Saturday, December 13, 2008
I'll start with a quote by Groucho.
Somewhat irrelevant, ok, but I've had a tough week. "Marriage is an institution, but who wants to live in an institution?"
Today, faithful readers, we will talk about institutions and institutionalization and the perversion institutionalization brings to the equation.
Let's start with the Catholic Church. It started with an idea. It started with simplicity and self-denial. Over time, you could argue, it grew into the mightiest religio-politico organization of all time, dominating the lives and thoughts of hundreds of millions and dozens of countries and principalities. It grew into perhaps the wealthiest institution of all time, engaged in, or turned a blind eye to evil on a small scale like simony, and evil on a large scale like the inquisition, the crusades and genocide that spread across at least two continents. It became an institution.
Switch now to Detroit. It started as a cauldron of innovation--from a technological, production and marketing point of view. Detroit did as much to change the world as the catholic church did. But then its institutional side kicked in. There mere size of the industry led to the replacement of innovators with bureaucrats. What was good for General Motors is good for the nation, people proclaimed. And so it all became about feeding the machine. Making more the measurement of better rather than better the measurement of better. The institution became about preserving the institution.
Which brings us to today and bail-outs.
Now, let's talk the advertising industry. Where to begin? What started as a few "men in a hurry," has become a receptacle of Microsoft meeting makers. We sit sit sit and think about how to make a successful meeting, how to do something that looks like someone else's innovation rather than innovating ourselves. We feed our own machine, churning out commercials whether or not anyone watches, writing last year's marketing for last year's products.

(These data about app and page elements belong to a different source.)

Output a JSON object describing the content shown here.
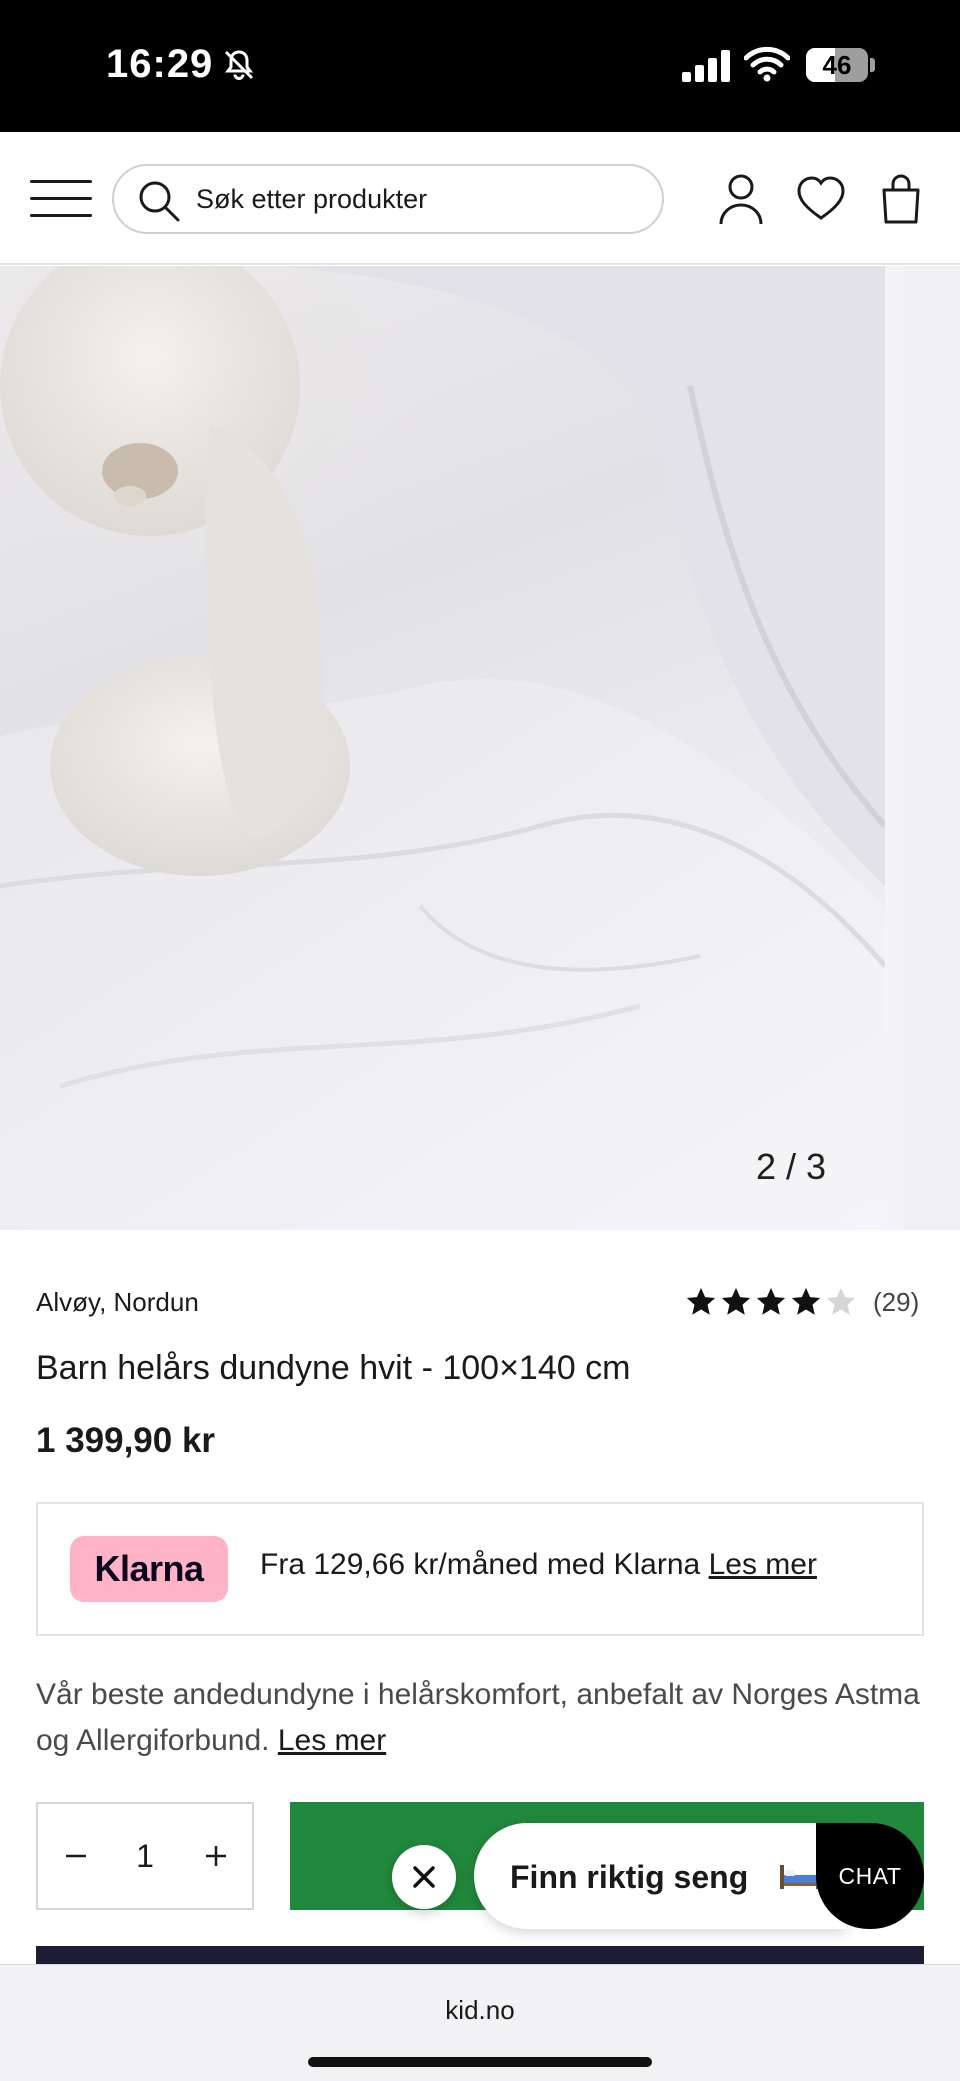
{
  "status_bar": {
    "time": "16:29",
    "battery": "46",
    "battery_level": 0.46,
    "icons": [
      "bell-slash-icon",
      "signal-icon",
      "wifi-icon",
      "battery-icon"
    ]
  },
  "header": {
    "search_placeholder": "Søk etter produkter",
    "icons": [
      "menu-icon",
      "search-icon",
      "user-icon",
      "heart-icon",
      "bag-icon"
    ]
  },
  "gallery": {
    "pager": "2 / 3"
  },
  "product": {
    "brand": "Alvøy, Nordun",
    "rating": 4,
    "rating_max": 5,
    "rating_count": "(29)",
    "title": "Barn helårs dundyne hvit - 100×140 cm",
    "price": "1 399,90 kr"
  },
  "klarna": {
    "badge": "Klarna",
    "text": "Fra 129,66 kr/måned med Klarna",
    "link": "Les mer",
    "badge_color": "#ffb3c7"
  },
  "description": {
    "text": "Vår beste andedundyne i helårskomfort, anbefalt av Norges Astma og Allergiforbund.",
    "link": "Les mer"
  },
  "quantity": {
    "value": "1"
  },
  "colors": {
    "add_to_cart": "#21893d",
    "dark_button": "#1c1c35"
  },
  "chat": {
    "bubble_text": "Finn riktig seng",
    "button_label": "CHAT"
  },
  "browser": {
    "url": "kid.no"
  }
}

We have become an institution.
Maybe I'm just in a bad mood.
Posted by George Tannenbaum at 9:25 AM